(Records to use)

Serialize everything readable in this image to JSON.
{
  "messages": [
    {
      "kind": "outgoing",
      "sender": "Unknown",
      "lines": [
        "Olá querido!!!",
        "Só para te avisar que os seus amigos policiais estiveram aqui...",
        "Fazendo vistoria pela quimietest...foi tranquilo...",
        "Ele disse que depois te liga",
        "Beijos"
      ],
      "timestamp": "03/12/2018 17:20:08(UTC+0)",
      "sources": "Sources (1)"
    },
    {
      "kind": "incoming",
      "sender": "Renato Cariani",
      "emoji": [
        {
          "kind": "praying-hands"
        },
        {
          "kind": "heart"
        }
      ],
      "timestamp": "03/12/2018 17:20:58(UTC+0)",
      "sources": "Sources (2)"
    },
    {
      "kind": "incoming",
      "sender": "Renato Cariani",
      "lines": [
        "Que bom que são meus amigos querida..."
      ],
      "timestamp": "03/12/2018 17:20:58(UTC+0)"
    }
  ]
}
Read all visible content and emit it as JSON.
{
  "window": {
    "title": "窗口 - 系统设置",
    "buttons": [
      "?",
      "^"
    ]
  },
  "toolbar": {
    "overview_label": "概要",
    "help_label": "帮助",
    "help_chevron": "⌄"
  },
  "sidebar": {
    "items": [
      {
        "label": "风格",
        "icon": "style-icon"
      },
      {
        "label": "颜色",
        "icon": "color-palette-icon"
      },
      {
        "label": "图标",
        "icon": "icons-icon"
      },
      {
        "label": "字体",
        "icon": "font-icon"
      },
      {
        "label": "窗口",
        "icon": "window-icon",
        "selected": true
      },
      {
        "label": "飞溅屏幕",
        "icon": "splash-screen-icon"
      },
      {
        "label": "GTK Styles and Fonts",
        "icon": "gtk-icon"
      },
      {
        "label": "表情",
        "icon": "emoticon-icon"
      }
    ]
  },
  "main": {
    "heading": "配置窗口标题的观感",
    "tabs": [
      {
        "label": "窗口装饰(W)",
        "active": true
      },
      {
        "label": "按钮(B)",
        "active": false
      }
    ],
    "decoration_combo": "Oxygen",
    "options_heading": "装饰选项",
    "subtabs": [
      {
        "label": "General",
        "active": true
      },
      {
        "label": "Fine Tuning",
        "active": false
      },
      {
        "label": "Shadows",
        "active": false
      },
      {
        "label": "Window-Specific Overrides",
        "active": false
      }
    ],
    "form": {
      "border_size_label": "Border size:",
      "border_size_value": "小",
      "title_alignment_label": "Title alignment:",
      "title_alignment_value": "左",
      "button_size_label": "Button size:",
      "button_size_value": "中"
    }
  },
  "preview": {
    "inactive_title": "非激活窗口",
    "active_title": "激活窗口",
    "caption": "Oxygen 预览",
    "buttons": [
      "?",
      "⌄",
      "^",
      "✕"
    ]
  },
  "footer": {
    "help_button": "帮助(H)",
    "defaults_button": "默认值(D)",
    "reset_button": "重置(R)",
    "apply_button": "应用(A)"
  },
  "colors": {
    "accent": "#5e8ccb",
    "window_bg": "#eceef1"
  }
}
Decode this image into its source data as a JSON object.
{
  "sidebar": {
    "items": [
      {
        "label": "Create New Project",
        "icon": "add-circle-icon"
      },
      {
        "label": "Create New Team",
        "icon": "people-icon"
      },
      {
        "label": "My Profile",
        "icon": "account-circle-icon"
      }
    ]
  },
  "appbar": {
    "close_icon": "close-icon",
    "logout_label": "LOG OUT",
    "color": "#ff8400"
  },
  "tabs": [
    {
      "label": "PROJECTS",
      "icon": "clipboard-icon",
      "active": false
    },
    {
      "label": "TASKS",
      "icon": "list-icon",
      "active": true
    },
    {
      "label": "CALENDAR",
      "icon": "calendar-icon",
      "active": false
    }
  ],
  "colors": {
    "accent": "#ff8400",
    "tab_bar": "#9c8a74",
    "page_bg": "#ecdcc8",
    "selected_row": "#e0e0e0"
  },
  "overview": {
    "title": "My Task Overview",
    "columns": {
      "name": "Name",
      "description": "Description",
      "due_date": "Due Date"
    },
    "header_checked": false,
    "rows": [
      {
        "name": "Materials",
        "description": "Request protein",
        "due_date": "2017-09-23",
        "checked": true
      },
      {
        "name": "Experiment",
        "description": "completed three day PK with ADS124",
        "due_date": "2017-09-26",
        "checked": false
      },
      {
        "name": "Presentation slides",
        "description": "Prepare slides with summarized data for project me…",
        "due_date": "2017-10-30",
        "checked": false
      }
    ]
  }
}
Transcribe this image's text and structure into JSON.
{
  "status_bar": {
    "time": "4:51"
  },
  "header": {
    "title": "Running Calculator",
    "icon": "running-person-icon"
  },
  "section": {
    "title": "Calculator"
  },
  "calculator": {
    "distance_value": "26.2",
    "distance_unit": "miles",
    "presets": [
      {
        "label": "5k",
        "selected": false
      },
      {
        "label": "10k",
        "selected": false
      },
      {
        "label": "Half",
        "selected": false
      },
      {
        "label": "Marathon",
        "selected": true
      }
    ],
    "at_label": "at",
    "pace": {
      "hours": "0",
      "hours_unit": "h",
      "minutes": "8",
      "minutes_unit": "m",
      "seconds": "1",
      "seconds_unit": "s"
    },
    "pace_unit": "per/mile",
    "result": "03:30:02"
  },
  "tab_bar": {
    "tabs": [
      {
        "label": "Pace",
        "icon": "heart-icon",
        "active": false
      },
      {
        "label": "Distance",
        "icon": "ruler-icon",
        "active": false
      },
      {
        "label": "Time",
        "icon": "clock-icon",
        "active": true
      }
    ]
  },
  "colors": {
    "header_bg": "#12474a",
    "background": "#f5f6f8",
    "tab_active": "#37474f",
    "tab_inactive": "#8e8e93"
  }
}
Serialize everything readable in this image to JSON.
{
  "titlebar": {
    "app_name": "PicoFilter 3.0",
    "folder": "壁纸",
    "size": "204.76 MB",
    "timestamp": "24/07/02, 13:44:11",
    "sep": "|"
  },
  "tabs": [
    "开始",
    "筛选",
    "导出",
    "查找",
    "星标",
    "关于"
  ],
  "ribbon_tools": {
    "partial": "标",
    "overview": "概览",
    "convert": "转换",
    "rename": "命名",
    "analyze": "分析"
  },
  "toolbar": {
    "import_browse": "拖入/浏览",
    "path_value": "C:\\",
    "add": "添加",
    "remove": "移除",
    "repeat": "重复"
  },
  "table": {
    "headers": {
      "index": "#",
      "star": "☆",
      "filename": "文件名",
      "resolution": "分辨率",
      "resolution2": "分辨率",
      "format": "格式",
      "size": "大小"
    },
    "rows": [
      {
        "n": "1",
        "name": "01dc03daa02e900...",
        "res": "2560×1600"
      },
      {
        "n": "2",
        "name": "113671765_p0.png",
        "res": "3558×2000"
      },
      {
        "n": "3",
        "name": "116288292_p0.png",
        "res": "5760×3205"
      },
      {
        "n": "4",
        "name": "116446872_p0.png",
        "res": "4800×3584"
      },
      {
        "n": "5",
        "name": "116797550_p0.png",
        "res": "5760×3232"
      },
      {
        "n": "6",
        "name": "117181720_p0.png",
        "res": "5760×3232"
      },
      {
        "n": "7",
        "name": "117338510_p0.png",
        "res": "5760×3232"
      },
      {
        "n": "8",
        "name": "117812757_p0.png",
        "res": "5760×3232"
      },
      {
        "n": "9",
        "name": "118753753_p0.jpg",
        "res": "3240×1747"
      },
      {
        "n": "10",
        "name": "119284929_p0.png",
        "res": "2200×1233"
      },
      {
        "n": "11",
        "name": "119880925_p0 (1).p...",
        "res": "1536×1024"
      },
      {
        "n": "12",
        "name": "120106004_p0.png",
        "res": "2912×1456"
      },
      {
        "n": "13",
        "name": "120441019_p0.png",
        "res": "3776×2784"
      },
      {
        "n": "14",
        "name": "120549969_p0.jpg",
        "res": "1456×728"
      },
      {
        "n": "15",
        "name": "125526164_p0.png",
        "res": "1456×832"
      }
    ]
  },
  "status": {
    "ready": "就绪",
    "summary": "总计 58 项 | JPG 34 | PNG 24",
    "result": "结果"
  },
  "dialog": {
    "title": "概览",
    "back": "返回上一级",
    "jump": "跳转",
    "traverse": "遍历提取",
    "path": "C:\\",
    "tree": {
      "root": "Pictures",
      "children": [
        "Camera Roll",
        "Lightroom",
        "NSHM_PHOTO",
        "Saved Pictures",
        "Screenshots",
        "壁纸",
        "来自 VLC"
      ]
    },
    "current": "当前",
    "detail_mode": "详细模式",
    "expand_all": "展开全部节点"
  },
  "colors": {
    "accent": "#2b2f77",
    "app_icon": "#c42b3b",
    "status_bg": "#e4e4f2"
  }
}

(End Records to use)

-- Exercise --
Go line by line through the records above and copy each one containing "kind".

-- Result --
      "kind": "outgoing",
      "kind": "incoming",
          "kind": "praying-hands"
          "kind": "heart"
      "kind": "incoming",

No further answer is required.